• [AIM OF THE TASK]
Under this task are some entries; return every one of them exactly.
*** DATA FOR PROCESSING ***
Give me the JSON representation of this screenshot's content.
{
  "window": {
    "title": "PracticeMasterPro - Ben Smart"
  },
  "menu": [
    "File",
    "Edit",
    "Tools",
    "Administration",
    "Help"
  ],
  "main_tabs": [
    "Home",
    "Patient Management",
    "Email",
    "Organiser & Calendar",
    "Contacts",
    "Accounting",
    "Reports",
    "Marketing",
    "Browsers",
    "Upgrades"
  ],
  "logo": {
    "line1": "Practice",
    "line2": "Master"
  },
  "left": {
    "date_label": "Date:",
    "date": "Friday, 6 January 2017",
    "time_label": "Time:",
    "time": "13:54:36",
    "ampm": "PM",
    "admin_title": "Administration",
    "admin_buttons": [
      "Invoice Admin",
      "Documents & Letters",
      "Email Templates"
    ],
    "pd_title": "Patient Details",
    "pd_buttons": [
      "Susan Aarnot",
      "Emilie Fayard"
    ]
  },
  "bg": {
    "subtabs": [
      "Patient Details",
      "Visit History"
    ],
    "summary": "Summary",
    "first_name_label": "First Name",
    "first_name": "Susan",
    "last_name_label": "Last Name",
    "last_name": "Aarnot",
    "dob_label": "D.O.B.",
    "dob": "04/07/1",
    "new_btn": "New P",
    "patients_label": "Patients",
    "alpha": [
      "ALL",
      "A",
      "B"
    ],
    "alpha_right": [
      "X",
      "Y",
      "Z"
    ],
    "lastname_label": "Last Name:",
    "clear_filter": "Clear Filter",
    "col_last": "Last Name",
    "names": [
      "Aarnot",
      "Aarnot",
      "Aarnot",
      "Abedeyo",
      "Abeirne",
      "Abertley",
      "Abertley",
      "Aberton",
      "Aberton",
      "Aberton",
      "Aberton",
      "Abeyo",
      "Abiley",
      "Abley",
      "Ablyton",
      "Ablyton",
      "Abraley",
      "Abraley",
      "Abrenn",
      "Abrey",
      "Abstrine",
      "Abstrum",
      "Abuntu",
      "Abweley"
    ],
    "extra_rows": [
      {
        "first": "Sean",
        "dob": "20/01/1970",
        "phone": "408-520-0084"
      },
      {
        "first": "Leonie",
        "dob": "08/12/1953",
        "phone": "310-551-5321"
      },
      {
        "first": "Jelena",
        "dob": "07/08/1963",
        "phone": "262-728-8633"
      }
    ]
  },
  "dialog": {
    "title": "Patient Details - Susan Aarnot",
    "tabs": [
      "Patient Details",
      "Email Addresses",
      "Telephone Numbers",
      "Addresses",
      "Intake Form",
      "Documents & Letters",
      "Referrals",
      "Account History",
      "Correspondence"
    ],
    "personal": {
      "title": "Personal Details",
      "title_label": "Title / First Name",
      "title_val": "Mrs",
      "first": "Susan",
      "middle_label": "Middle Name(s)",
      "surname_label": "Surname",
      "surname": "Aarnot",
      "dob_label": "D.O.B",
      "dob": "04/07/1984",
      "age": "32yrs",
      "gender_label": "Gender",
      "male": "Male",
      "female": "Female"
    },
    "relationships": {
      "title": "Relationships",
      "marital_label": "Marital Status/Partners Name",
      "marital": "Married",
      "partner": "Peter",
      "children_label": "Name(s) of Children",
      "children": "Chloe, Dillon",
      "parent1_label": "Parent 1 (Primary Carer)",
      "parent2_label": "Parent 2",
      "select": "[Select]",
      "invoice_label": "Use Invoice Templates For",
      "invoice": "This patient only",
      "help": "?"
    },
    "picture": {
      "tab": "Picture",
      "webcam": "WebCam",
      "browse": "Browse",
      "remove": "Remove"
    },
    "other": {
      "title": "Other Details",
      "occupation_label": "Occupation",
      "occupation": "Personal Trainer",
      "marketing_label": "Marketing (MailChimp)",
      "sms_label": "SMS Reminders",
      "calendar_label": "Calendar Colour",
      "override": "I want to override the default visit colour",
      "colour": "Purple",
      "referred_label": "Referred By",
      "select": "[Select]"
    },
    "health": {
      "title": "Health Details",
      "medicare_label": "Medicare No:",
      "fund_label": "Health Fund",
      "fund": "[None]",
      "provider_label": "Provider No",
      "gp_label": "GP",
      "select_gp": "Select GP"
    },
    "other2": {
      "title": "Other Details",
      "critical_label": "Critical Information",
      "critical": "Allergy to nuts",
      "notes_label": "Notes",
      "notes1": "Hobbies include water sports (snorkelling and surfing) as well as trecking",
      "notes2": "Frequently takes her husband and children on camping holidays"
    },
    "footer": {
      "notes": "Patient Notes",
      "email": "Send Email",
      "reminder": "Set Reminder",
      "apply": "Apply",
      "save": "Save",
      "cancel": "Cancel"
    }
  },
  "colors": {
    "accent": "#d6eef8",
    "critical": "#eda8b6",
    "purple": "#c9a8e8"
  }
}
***
• [RESULT OF THIS EXERCISE]
Give me the JSON representation of this screenshot's content.
{
  "window": {
    "title": "PracticeMasterPro - Ben Smart"
  },
  "menu": [
    "File",
    "Edit",
    "Tools",
    "Administration",
    "Help"
  ],
  "main_tabs": [
    "Home",
    "Patient Management",
    "Email",
    "Organiser & Calendar",
    "Contacts",
    "Accounting",
    "Reports",
    "Marketing",
    "Browsers",
    "Upgrades"
  ],
  "logo": {
    "line1": "Practice",
    "line2": "Master"
  },
  "left": {
    "date_label": "Date:",
    "date": "Friday, 6 January 2017",
    "time_label": "Time:",
    "time": "13:54:36",
    "ampm": "PM",
    "admin_title": "Administration",
    "admin_buttons": [
      "Invoice Admin",
      "Documents & Letters",
      "Email Templates"
    ],
    "pd_title": "Patient Details",
    "pd_buttons": [
      "Susan Aarnot",
      "Emilie Fayard"
    ]
  },
  "bg": {
    "subtabs": [
      "Patient Details",
      "Visit History"
    ],
    "summary": "Summary",
    "first_name_label": "First Name",
    "first_name": "Susan",
    "last_name_label": "Last Name",
    "last_name": "Aarnot",
    "dob_label": "D.O.B.",
    "dob": "04/07/1",
    "new_btn": "New P",
    "patients_label": "Patients",
    "alpha": [
      "ALL",
      "A",
      "B"
    ],
    "alpha_right": [
      "X",
      "Y",
      "Z"
    ],
    "lastname_label": "Last Name:",
    "clear_filter": "Clear Filter",
    "col_last": "Last Name",
    "names": [
      "Aarnot",
      "Aarnot",
      "Aarnot",
      "Abedeyo",
      "Abeirne",
      "Abertley",
      "Abertley",
      "Aberton",
      "Aberton",
      "Aberton",
      "Aberton",
      "Abeyo",
      "Abiley",
      "Abley",
      "Ablyton",
      "Ablyton",
      "Abraley",
      "Abraley",
      "Abrenn",
      "Abrey",
      "Abstrine",
      "Abstrum",
      "Abuntu",
      "Abweley"
    ],
    "extra_rows": [
      {
        "first": "Sean",
        "dob": "20/01/1970",
        "phone": "408-520-0084"
      },
      {
        "first": "Leonie",
        "dob": "08/12/1953",
        "phone": "310-551-5321"
      },
      {
        "first": "Jelena",
        "dob": "07/08/1963",
        "phone": "262-728-8633"
      }
    ]
  },
  "dialog": {
    "title": "Patient Details - Susan Aarnot",
    "tabs": [
      "Patient Details",
      "Email Addresses",
      "Telephone Numbers",
      "Addresses",
      "Intake Form",
      "Documents & Letters",
      "Referrals",
      "Account History",
      "Correspondence"
    ],
    "personal": {
      "title": "Personal Details",
      "title_label": "Title / First Name",
      "title_val": "Mrs",
      "first": "Susan",
      "middle_label": "Middle Name(s)",
      "surname_label": "Surname",
      "surname": "Aarnot",
      "dob_label": "D.O.B",
      "dob": "04/07/1984",
      "age": "32yrs",
      "gender_label": "Gender",
      "male": "Male",
      "female": "Female"
    },
    "relationships": {
      "title": "Relationships",
      "marital_label": "Marital Status/Partners Name",
      "marital": "Married",
      "partner": "Peter",
      "children_label": "Name(s) of Children",
      "children": "Chloe, Dillon",
      "parent1_label": "Parent 1 (Primary Carer)",
      "parent2_label": "Parent 2",
      "select": "[Select]",
      "invoice_label": "Use Invoice Templates For",
      "invoice": "This patient only",
      "help": "?"
    },
    "picture": {
      "tab": "Picture",
      "webcam": "WebCam",
      "browse": "Browse",
      "remove": "Remove"
    },
    "other": {
      "title": "Other Details",
      "occupation_label": "Occupation",
      "occupation": "Personal Trainer",
      "marketing_label": "Marketing (MailChimp)",
      "sms_label": "SMS Reminders",
      "calendar_label": "Calendar Colour",
      "override": "I want to override the default visit colour",
      "colour": "Purple",
      "referred_label": "Referred By",
      "select": "[Select]"
    },
    "health": {
      "title": "Health Details",
      "medicare_label": "Medicare No:",
      "fund_label": "Health Fund",
      "fund": "[None]",
      "provider_label": "Provider No",
      "gp_label": "GP",
      "select_gp": "Select GP"
    },
    "other2": {
      "title": "Other Details",
      "critical_label": "Critical Information",
      "critical": "Allergy to nuts",
      "notes_label": "Notes",
      "notes1": "Hobbies include water sports (snorkelling and surfing) as well as trecking",
      "notes2": "Frequently takes her husband and children on camping holidays"
    },
    "footer": {
      "notes": "Patient Notes",
      "email": "Send Email",
      "reminder": "Set Reminder",
      "apply": "Apply",
      "save": "Save",
      "cancel": "Cancel"
    }
  },
  "colors": {
    "accent": "#d6eef8",
    "critical": "#eda8b6",
    "purple": "#c9a8e8"
  }
}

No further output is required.